Collection entries
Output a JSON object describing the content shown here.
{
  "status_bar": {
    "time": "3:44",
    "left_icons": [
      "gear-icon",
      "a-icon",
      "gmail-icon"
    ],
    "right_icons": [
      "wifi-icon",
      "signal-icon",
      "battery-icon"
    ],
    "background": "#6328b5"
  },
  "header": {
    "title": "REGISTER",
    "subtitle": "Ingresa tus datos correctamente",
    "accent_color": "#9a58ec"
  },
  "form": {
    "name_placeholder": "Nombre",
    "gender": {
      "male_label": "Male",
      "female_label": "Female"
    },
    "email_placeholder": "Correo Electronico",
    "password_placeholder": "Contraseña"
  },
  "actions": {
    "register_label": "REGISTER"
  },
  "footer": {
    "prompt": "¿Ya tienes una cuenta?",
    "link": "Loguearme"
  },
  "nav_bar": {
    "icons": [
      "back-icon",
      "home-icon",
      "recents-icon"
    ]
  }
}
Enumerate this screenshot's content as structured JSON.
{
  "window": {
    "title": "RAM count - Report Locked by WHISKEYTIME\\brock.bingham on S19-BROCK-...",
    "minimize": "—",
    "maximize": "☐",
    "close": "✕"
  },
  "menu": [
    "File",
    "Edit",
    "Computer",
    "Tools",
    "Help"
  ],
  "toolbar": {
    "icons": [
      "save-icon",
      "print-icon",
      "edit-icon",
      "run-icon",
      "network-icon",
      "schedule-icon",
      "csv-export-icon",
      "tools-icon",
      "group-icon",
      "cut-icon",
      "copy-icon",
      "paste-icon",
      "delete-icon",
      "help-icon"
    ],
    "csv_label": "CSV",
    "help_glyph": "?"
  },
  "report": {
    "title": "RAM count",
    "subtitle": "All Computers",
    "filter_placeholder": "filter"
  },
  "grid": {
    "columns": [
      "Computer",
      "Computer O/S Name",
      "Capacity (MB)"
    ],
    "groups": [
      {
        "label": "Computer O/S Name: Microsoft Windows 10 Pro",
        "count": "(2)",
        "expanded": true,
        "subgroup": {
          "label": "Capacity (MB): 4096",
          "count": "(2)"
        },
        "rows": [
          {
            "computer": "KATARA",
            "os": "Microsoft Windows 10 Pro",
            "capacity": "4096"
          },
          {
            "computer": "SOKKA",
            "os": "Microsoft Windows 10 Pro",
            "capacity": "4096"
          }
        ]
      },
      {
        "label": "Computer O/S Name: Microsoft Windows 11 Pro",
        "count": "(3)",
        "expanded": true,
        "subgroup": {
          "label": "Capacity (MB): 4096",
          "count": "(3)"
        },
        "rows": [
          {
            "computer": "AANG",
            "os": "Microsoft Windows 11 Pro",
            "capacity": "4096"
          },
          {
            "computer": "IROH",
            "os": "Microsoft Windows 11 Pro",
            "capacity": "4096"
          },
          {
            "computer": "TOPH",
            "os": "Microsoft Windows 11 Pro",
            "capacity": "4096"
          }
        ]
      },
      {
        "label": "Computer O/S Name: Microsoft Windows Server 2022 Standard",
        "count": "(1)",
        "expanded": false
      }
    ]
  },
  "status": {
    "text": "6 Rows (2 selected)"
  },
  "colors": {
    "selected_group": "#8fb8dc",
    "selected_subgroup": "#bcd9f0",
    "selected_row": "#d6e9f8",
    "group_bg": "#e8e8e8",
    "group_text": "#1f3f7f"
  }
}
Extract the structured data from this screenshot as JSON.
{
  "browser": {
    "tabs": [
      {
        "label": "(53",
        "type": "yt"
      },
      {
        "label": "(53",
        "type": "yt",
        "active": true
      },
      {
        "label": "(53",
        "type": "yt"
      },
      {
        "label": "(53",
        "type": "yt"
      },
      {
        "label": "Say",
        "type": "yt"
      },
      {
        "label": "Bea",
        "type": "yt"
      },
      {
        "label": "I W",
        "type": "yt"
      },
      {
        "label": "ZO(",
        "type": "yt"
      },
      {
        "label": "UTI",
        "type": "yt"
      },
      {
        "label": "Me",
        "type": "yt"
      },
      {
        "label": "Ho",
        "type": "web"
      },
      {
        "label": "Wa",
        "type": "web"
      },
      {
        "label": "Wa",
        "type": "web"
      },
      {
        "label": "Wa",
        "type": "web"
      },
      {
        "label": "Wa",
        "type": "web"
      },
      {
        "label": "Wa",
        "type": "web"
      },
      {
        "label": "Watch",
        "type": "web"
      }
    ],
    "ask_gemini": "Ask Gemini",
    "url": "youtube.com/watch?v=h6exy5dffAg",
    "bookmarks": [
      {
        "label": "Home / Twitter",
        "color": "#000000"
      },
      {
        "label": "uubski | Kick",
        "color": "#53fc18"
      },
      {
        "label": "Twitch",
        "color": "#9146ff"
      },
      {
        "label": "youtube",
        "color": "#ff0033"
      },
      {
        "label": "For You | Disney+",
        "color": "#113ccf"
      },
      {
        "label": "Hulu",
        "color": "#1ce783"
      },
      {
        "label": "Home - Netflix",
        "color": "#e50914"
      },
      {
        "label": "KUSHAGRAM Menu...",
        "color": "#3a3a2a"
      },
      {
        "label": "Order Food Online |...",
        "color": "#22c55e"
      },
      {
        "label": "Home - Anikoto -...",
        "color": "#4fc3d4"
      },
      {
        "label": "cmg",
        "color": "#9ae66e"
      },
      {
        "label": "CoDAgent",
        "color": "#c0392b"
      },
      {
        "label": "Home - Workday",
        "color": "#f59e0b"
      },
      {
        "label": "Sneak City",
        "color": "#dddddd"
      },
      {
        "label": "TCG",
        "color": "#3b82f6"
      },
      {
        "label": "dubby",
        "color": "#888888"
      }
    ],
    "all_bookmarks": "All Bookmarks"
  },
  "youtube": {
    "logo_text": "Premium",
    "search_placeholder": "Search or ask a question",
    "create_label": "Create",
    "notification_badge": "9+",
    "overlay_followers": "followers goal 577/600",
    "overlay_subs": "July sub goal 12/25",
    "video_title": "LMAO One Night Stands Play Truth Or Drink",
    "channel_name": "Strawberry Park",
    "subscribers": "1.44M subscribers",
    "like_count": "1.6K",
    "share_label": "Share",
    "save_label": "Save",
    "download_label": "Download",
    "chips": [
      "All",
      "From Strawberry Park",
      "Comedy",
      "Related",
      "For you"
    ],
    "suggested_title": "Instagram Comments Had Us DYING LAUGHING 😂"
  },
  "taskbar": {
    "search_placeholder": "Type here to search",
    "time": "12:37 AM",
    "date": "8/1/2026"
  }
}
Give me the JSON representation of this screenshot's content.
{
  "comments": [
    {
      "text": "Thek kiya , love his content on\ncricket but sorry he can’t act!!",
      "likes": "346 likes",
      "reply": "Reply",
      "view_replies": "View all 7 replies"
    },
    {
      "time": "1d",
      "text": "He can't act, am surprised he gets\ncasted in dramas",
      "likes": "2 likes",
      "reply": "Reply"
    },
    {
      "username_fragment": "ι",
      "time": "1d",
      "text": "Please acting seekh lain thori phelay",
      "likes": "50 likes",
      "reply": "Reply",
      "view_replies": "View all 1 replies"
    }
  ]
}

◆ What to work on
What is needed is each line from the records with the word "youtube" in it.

◆ Solution to this task
    "url": "youtube.com/watch?v=h6exy5dffAg",
        "label": "youtube",
  "youtube": {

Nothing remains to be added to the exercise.